Not if someone put you into Weatherford International (NYSE:WFT).

Since its 2008 peak (and split) WFT is down nearly 80%. Yet there are people who still pound the table fot it. Sterne Agee calls its outlook only partly cloudy, and BMO has it at market perform.

What's going on? Analyzer called "internal control issues" back in 2011. That's shorthand for management sucks. It reported $500 million in tax errors last year and brushed it off as "an honest mistake," although it then got a new chief financial officer.

But management is very firmly entrenched. Bernard J. Duroc-Danner rules as chairman, president, CEO and absolute monarch, having been in place since 1988. For running the company onto the rocks he drew a salary of over $17 million, including over 2 million stock options. SEC documents show he regularly cashes out those options.

Jim Cramer calls this one of the worst-run oil field service companies in the world. Some take that as a buy signal but in this case he's right.

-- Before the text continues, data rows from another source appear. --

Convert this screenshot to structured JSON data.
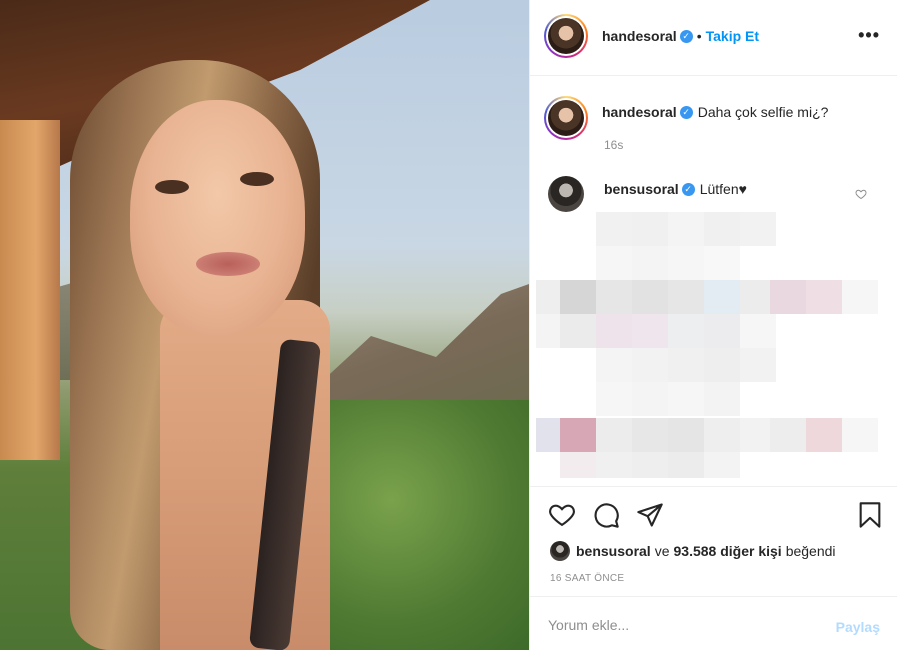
{
  "post": {
    "photo_alt": "selfie photo"
  },
  "header": {
    "username": "handesoral",
    "separator": "•",
    "follow_label": "Takip Et",
    "more_label": "•••"
  },
  "caption": {
    "username": "handesoral",
    "text": "Daha çok selfie mi¿?",
    "time": "16s"
  },
  "comments": [
    {
      "username": "bensusoral",
      "text": "Lütfen♥"
    }
  ],
  "actions": {
    "like_icon": "heart-icon",
    "comment_icon": "comment-icon",
    "share_icon": "share-icon",
    "save_icon": "bookmark-icon"
  },
  "likes": {
    "first_user": "bensusoral",
    "connector": "ve",
    "count_text": "93.588 diğer kişi",
    "suffix": "beğendi"
  },
  "date": "16 SAAT ÖNCE",
  "add_comment": {
    "placeholder": "Yorum ekle...",
    "post_label": "Paylaş"
  },
  "colors": {
    "accent": "#0095f6",
    "verified": "#3897f0",
    "border": "#efefef",
    "muted": "#8e8e8e",
    "post_disabled": "#b3dbff"
  }
}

As Jeff Williams noted for us last month, this is a company that is piling up debt. For every $1 in shareholder equity, there's $1.22 in debt, he writes, and this has steadily been increasing.

While its peers in the oilfield business like Schlumberger (NYSE:SLB), Baker Hughes (NYSE:BHI) and Halliburton (NYSE:HAL) have been doubling and tripling investors' money, Weatherford has been leaking it, yet there is no accountability at the top for this.

Want to know why so few individual investors trust the market? WFT is Exhibit A.

Source: Why Does No One Ask Hard Questions Of Weatherford International?